WORK TO COMPLETE
Write out the data again in full, keeping every character the same.

Dataset rows describing interfaces:
━━━━

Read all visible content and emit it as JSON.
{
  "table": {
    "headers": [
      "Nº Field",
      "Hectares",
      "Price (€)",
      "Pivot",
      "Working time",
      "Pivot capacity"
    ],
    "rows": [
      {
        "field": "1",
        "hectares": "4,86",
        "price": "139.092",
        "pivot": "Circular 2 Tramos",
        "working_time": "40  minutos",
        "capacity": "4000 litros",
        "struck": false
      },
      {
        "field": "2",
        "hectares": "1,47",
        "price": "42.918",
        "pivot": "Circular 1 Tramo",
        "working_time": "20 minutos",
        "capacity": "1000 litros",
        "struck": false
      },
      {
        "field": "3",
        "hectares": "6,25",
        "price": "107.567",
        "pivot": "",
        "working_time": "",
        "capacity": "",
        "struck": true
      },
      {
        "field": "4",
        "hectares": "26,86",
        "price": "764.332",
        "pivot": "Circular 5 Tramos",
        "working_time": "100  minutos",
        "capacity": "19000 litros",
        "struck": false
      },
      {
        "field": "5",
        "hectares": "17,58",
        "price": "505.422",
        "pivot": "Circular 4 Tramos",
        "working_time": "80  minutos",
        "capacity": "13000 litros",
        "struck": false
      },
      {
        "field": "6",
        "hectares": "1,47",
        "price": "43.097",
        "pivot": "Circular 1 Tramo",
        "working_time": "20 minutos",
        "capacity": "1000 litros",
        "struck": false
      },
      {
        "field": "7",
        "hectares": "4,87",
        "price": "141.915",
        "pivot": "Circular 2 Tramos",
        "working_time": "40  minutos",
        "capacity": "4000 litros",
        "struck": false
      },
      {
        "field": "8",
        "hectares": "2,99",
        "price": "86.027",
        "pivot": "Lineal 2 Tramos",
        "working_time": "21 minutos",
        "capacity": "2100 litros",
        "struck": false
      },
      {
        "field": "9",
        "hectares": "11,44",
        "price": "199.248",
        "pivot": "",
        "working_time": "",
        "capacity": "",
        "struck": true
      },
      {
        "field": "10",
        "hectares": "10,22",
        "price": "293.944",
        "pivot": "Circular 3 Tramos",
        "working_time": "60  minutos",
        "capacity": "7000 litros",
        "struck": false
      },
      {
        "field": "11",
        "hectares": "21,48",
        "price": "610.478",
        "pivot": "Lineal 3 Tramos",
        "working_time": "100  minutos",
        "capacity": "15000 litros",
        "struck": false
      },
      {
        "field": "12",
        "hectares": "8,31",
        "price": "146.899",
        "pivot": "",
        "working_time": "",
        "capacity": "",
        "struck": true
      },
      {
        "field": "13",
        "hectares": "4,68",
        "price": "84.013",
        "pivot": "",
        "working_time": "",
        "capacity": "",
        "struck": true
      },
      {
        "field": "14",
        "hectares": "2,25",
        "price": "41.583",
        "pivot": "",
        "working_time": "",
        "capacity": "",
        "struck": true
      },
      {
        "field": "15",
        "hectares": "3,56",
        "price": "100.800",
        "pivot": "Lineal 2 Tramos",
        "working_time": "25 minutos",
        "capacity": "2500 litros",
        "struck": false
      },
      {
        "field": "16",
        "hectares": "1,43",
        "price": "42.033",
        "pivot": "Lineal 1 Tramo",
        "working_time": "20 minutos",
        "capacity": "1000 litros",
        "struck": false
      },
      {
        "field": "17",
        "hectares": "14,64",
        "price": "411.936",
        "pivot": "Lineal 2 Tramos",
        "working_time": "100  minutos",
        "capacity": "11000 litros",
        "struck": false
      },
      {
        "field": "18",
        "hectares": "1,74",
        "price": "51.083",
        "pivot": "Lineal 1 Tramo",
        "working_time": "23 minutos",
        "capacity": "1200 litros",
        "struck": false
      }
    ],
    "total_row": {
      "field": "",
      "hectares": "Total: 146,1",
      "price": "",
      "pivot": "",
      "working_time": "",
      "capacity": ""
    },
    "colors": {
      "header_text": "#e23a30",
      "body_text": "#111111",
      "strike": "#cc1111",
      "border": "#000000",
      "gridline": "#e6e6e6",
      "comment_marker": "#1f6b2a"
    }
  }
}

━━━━

EXPECTED ANSWER
Read all visible content and emit it as JSON.
{
  "table": {
    "headers": [
      "Nº Field",
      "Hectares",
      "Price (€)",
      "Pivot",
      "Working time",
      "Pivot capacity"
    ],
    "rows": [
      {
        "field": "1",
        "hectares": "4,86",
        "price": "139.092",
        "pivot": "Circular 2 Tramos",
        "working_time": "40  minutos",
        "capacity": "4000 litros",
        "struck": false
      },
      {
        "field": "2",
        "hectares": "1,47",
        "price": "42.918",
        "pivot": "Circular 1 Tramo",
        "working_time": "20 minutos",
        "capacity": "1000 litros",
        "struck": false
      },
      {
        "field": "3",
        "hectares": "6,25",
        "price": "107.567",
        "pivot": "",
        "working_time": "",
        "capacity": "",
        "struck": true
      },
      {
        "field": "4",
        "hectares": "26,86",
        "price": "764.332",
        "pivot": "Circular 5 Tramos",
        "working_time": "100  minutos",
        "capacity": "19000 litros",
        "struck": false
      },
      {
        "field": "5",
        "hectares": "17,58",
        "price": "505.422",
        "pivot": "Circular 4 Tramos",
        "working_time": "80  minutos",
        "capacity": "13000 litros",
        "struck": false
      },
      {
        "field": "6",
        "hectares": "1,47",
        "price": "43.097",
        "pivot": "Circular 1 Tramo",
        "working_time": "20 minutos",
        "capacity": "1000 litros",
        "struck": false
      },
      {
        "field": "7",
        "hectares": "4,87",
        "price": "141.915",
        "pivot": "Circular 2 Tramos",
        "working_time": "40  minutos",
        "capacity": "4000 litros",
        "struck": false
      },
      {
        "field": "8",
        "hectares": "2,99",
        "price": "86.027",
        "pivot": "Lineal 2 Tramos",
        "working_time": "21 minutos",
        "capacity": "2100 litros",
        "struck": false
      },
      {
        "field": "9",
        "hectares": "11,44",
        "price": "199.248",
        "pivot": "",
        "working_time": "",
        "capacity": "",
        "struck": true
      },
      {
        "field": "10",
        "hectares": "10,22",
        "price": "293.944",
        "pivot": "Circular 3 Tramos",
        "working_time": "60  minutos",
        "capacity": "7000 litros",
        "struck": false
      },
      {
        "field": "11",
        "hectares": "21,48",
        "price": "610.478",
        "pivot": "Lineal 3 Tramos",
        "working_time": "100  minutos",
        "capacity": "15000 litros",
        "struck": false
      },
      {
        "field": "12",
        "hectares": "8,31",
        "price": "146.899",
        "pivot": "",
        "working_time": "",
        "capacity": "",
        "struck": true
      },
      {
        "field": "13",
        "hectares": "4,68",
        "price": "84.013",
        "pivot": "",
        "working_time": "",
        "capacity": "",
        "struck": true
      },
      {
        "field": "14",
        "hectares": "2,25",
        "price": "41.583",
        "pivot": "",
        "working_time": "",
        "capacity": "",
        "struck": true
      },
      {
        "field": "15",
        "hectares": "3,56",
        "price": "100.800",
        "pivot": "Lineal 2 Tramos",
        "working_time": "25 minutos",
        "capacity": "2500 litros",
        "struck": false
      },
      {
        "field": "16",
        "hectares": "1,43",
        "price": "42.033",
        "pivot": "Lineal 1 Tramo",
        "working_time": "20 minutos",
        "capacity": "1000 litros",
        "struck": false
      },
      {
        "field": "17",
        "hectares": "14,64",
        "price": "411.936",
        "pivot": "Lineal 2 Tramos",
        "working_time": "100  minutos",
        "capacity": "11000 litros",
        "struck": false
      },
      {
        "field": "18",
        "hectares": "1,74",
        "price": "51.083",
        "pivot": "Lineal 1 Tramo",
        "working_time": "23 minutos",
        "capacity": "1200 litros",
        "struck": false
      }
    ],
    "total_row": {
      "field": "",
      "hectares": "Total: 146,1",
      "price": "",
      "pivot": "",
      "working_time": "",
      "capacity": ""
    },
    "colors": {
      "header_text": "#e23a30",
      "body_text": "#111111",
      "strike": "#cc1111",
      "border": "#000000",
      "gridline": "#e6e6e6",
      "comment_marker": "#1f6b2a"
    }
  }
}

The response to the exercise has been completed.